Dave Maley, senior public information officer, said first responders arrived to find no fire in the residence hall. One empty fire extinguisher was found on the fourth floor stairwell and the other was found on the sixth floor, Maley said. The fire alarm was set off because of the powder from the discharged extinguishers, he said.
Maley said the fire extinguishers are not automatic and are activated by people.
“They don’t go off,” Maley said. “They have to be discharged by somebody. Unlike sprinkler systems, which are activated by heat, fire extinguishers have to be operated by someone to be discharged.”
The fire extinguishers have been replaced, Maley said.
Maley said about half a dozen West Tower residents reported difficulty breathing and a burning sensation in their throats because of the powder from the extinguishers. He said the powder is nontoxic but is an irritant. He said the Ithaca Fire Department and Bangs Ambulance treated those who reported feeling irritated on the scene.
Maley said altering the fire extinguishers is a criminal offense. There is currently an ongoing SCC Fire Safety Related Offense investigation being pursued by the Office of Public Safety and Emergency Management.
Freshman Sabrina Rollings, a West Tower resident who lives on the fifth floor, said she could not see because of the “smoke” in the stairwell when she was trying to exit the building. She said she and her neighbors went to the fifth floor lobby, opened the windows and called Public Safety. Rollings said a Public Safety officer arrived within five minutes to escort them out of the building. The smoke Rollings was referring to was the discharge from the fire extinguisher.

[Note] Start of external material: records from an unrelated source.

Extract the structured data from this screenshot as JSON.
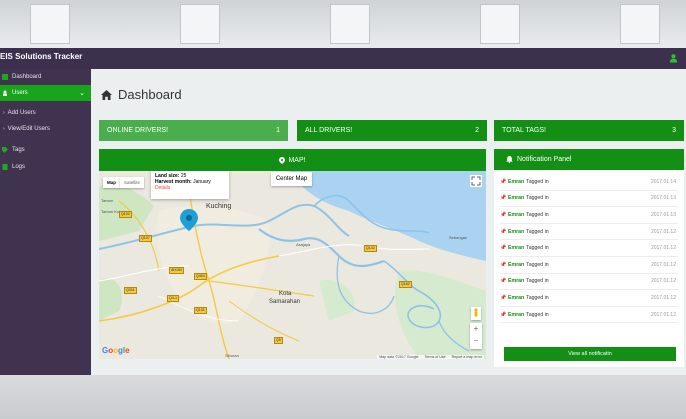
{
  "app": {
    "brand": "EIS Solutions Tracker"
  },
  "sidebar": {
    "items": [
      {
        "label": "Dashboard",
        "icon": "dashboard-icon"
      },
      {
        "label": "Users",
        "icon": "users-icon",
        "active": true
      },
      {
        "label": "Tags",
        "icon": "tag-icon"
      },
      {
        "label": "Logs",
        "icon": "logs-icon"
      }
    ],
    "sub_items": [
      {
        "label": "Add Users"
      },
      {
        "label": "View/Edit Users"
      }
    ]
  },
  "page": {
    "title": "Dashboard"
  },
  "stats": [
    {
      "label": "ONLINE DRIVERS!",
      "value": "1"
    },
    {
      "label": "ALL DRIVERS!",
      "value": "2"
    },
    {
      "label": "TOTAL TAGS!",
      "value": "3"
    }
  ],
  "map_panel": {
    "header": "MAP!",
    "type_map": "Map",
    "type_satellite": "Satellite",
    "center_button": "Center Map",
    "info": {
      "land_label": "Land size:",
      "land_value": "25",
      "harvest_label": "Harvest month:",
      "harvest_value": "January",
      "details": "Details"
    },
    "places": {
      "kuching": "Kuching",
      "kota": "Kota",
      "samarahan": "Samarahan",
      "asajaya": "Asajaya",
      "sebangan": "Sebangan",
      "tanah": "Taman",
      "kubah": "Taman Kubah",
      "siburan": "Siburan"
    },
    "google": "Google",
    "footer_data": "Map data ©2017 Google",
    "footer_terms": "Terms of Use",
    "footer_report": "Report a map error"
  },
  "notifications": {
    "header": "Notification Panel",
    "items": [
      {
        "who": "Emran",
        "text": "Tagged in",
        "date": "2017.01.14"
      },
      {
        "who": "Emran",
        "text": "Tagged in",
        "date": "2017.01.13"
      },
      {
        "who": "Emran",
        "text": "Tagged in",
        "date": "2017.01.13"
      },
      {
        "who": "Emran",
        "text": "Tagged in",
        "date": "2017.01.12"
      },
      {
        "who": "Emran",
        "text": "Tagged in",
        "date": "2017.01.12"
      },
      {
        "who": "Emran",
        "text": "Tagged in",
        "date": "2017.01.12"
      },
      {
        "who": "Emran",
        "text": "Tagged in",
        "date": "2017.01.12"
      },
      {
        "who": "Emran",
        "text": "Tagged in",
        "date": "2017.01.12"
      },
      {
        "who": "Emran",
        "text": "Tagged in",
        "date": "2017.01.12"
      }
    ],
    "view_all": "View all notificatin"
  },
  "colors": {
    "brand_green": "#138f16",
    "light_green": "#4aae4c",
    "sidebar_purple": "#3f3350",
    "topbar_purple": "#3d304f"
  }
}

“There was still stuff in the air, and it tasted kind of sour, and it smelled really bad,” Rollings said.
David Dray, assistant director and deputy chief for patrol operations, said he swept the stairwell so students would not breathe in pollutants from the fire extinguisher.
Freshman Sara Sankowski, a West Tower resident who lives on the fifth floor, also said there was a lot of “smoke” in the stairwell when she was trying to exit the building.
“We opened the stairwell, and we were like, ‘Oh my god!’” Sanowski said. “There was so much smoke, and we thought we were going to die.”
There was a lot of chaos in stairwell because of the “smoke” and confusion, Sanowski said.
Students waited outside the tower for approximately 45 minutes to be let back into the building, Rollings said. TCAT drivers, along with other vehicles, were unable to leave the Towers circle until the building was cleared. The residents were allowed back in at 10:54 p.m.
Rollings said she was shaken by the experience but was comforted by the fact that Public Safety came quickly to the scene.
“I’m a little nervous to go back inside, but I’m going to go back inside,” Rollings said. “It’s nice to know Public Safety responds so quickly.”